Component data from apps and pages
§

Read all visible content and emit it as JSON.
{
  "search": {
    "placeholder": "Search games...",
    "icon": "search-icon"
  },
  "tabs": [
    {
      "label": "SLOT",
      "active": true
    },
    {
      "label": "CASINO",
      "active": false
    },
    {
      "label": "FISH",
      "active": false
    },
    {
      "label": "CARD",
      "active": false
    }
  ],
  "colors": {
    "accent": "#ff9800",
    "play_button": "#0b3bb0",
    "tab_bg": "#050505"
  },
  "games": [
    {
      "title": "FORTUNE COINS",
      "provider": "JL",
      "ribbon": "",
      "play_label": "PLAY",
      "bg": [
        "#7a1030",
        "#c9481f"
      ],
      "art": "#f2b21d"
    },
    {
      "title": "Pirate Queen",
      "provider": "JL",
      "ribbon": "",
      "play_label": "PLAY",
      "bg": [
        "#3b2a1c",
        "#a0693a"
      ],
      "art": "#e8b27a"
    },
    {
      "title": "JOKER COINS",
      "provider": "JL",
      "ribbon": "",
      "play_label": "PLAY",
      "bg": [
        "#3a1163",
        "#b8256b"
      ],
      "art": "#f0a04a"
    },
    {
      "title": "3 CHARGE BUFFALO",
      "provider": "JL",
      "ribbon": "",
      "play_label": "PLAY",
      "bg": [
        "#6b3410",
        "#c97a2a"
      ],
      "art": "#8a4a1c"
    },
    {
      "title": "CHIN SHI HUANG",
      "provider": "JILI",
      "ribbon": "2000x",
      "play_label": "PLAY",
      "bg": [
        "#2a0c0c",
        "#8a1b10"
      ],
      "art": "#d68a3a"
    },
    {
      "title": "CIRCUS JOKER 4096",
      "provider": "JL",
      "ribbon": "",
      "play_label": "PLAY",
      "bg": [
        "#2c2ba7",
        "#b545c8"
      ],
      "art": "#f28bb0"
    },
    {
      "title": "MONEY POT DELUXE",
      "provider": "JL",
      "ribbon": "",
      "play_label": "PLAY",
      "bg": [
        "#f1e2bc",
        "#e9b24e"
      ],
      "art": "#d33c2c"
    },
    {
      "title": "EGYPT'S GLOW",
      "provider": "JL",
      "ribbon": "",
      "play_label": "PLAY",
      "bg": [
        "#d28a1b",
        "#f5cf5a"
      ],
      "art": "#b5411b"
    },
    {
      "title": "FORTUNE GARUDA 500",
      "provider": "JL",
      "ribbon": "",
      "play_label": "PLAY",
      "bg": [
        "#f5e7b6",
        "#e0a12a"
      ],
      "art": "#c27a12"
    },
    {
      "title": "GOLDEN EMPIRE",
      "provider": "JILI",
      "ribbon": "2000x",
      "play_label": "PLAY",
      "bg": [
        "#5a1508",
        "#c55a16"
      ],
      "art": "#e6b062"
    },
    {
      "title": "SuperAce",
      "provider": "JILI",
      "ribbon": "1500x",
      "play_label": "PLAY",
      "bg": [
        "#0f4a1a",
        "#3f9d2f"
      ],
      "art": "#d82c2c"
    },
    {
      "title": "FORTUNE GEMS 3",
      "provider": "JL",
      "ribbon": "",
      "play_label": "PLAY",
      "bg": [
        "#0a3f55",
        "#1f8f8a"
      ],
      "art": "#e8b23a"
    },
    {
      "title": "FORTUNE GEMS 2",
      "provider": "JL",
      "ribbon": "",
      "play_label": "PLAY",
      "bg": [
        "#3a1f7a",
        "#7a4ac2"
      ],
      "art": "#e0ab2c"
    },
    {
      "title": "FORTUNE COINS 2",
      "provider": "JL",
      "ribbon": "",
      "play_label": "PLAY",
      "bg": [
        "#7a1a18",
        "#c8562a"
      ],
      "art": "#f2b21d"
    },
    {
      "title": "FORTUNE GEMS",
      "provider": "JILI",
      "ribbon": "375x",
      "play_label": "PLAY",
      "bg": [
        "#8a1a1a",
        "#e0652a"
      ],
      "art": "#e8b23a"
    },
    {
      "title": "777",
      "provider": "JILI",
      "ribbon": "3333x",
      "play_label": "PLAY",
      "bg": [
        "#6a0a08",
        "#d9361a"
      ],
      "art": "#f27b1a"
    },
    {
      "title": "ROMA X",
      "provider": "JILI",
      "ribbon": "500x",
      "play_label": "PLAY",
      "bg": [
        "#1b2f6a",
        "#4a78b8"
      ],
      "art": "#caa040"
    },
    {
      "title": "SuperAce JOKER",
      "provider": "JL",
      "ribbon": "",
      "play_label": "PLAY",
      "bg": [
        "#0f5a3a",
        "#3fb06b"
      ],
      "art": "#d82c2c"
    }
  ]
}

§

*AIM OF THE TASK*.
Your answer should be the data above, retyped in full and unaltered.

*SOLUTION TO THIS TASK*.
Read all visible content and emit it as JSON.
{
  "search": {
    "placeholder": "Search games...",
    "icon": "search-icon"
  },
  "tabs": [
    {
      "label": "SLOT",
      "active": true
    },
    {
      "label": "CASINO",
      "active": false
    },
    {
      "label": "FISH",
      "active": false
    },
    {
      "label": "CARD",
      "active": false
    }
  ],
  "colors": {
    "accent": "#ff9800",
    "play_button": "#0b3bb0",
    "tab_bg": "#050505"
  },
  "games": [
    {
      "title": "FORTUNE COINS",
      "provider": "JL",
      "ribbon": "",
      "play_label": "PLAY",
      "bg": [
        "#7a1030",
        "#c9481f"
      ],
      "art": "#f2b21d"
    },
    {
      "title": "Pirate Queen",
      "provider": "JL",
      "ribbon": "",
      "play_label": "PLAY",
      "bg": [
        "#3b2a1c",
        "#a0693a"
      ],
      "art": "#e8b27a"
    },
    {
      "title": "JOKER COINS",
      "provider": "JL",
      "ribbon": "",
      "play_label": "PLAY",
      "bg": [
        "#3a1163",
        "#b8256b"
      ],
      "art": "#f0a04a"
    },
    {
      "title": "3 CHARGE BUFFALO",
      "provider": "JL",
      "ribbon": "",
      "play_label": "PLAY",
      "bg": [
        "#6b3410",
        "#c97a2a"
      ],
      "art": "#8a4a1c"
    },
    {
      "title": "CHIN SHI HUANG",
      "provider": "JILI",
      "ribbon": "2000x",
      "play_label": "PLAY",
      "bg": [
        "#2a0c0c",
        "#8a1b10"
      ],
      "art": "#d68a3a"
    },
    {
      "title": "CIRCUS JOKER 4096",
      "provider": "JL",
      "ribbon": "",
      "play_label": "PLAY",
      "bg": [
        "#2c2ba7",
        "#b545c8"
      ],
      "art": "#f28bb0"
    },
    {
      "title": "MONEY POT DELUXE",
      "provider": "JL",
      "ribbon": "",
      "play_label": "PLAY",
      "bg": [
        "#f1e2bc",
        "#e9b24e"
      ],
      "art": "#d33c2c"
    },
    {
      "title": "EGYPT'S GLOW",
      "provider": "JL",
      "ribbon": "",
      "play_label": "PLAY",
      "bg": [
        "#d28a1b",
        "#f5cf5a"
      ],
      "art": "#b5411b"
    },
    {
      "title": "FORTUNE GARUDA 500",
      "provider": "JL",
      "ribbon": "",
      "play_label": "PLAY",
      "bg": [
        "#f5e7b6",
        "#e0a12a"
      ],
      "art": "#c27a12"
    },
    {
      "title": "GOLDEN EMPIRE",
      "provider": "JILI",
      "ribbon": "2000x",
      "play_label": "PLAY",
      "bg": [
        "#5a1508",
        "#c55a16"
      ],
      "art": "#e6b062"
    },
    {
      "title": "SuperAce",
      "provider": "JILI",
      "ribbon": "1500x",
      "play_label": "PLAY",
      "bg": [
        "#0f4a1a",
        "#3f9d2f"
      ],
      "art": "#d82c2c"
    },
    {
      "title": "FORTUNE GEMS 3",
      "provider": "JL",
      "ribbon": "",
      "play_label": "PLAY",
      "bg": [
        "#0a3f55",
        "#1f8f8a"
      ],
      "art": "#e8b23a"
    },
    {
      "title": "FORTUNE GEMS 2",
      "provider": "JL",
      "ribbon": "",
      "play_label": "PLAY",
      "bg": [
        "#3a1f7a",
        "#7a4ac2"
      ],
      "art": "#e0ab2c"
    },
    {
      "title": "FORTUNE COINS 2",
      "provider": "JL",
      "ribbon": "",
      "play_label": "PLAY",
      "bg": [
        "#7a1a18",
        "#c8562a"
      ],
      "art": "#f2b21d"
    },
    {
      "title": "FORTUNE GEMS",
      "provider": "JILI",
      "ribbon": "375x",
      "play_label": "PLAY",
      "bg": [
        "#8a1a1a",
        "#e0652a"
      ],
      "art": "#e8b23a"
    },
    {
      "title": "777",
      "provider": "JILI",
      "ribbon": "3333x",
      "play_label": "PLAY",
      "bg": [
        "#6a0a08",
        "#d9361a"
      ],
      "art": "#f27b1a"
    },
    {
      "title": "ROMA X",
      "provider": "JILI",
      "ribbon": "500x",
      "play_label": "PLAY",
      "bg": [
        "#1b2f6a",
        "#4a78b8"
      ],
      "art": "#caa040"
    },
    {
      "title": "SuperAce JOKER",
      "provider": "JL",
      "ribbon": "",
      "play_label": "PLAY",
      "bg": [
        "#0f5a3a",
        "#3fb06b"
      ],
      "art": "#d82c2c"
    }
  ]
}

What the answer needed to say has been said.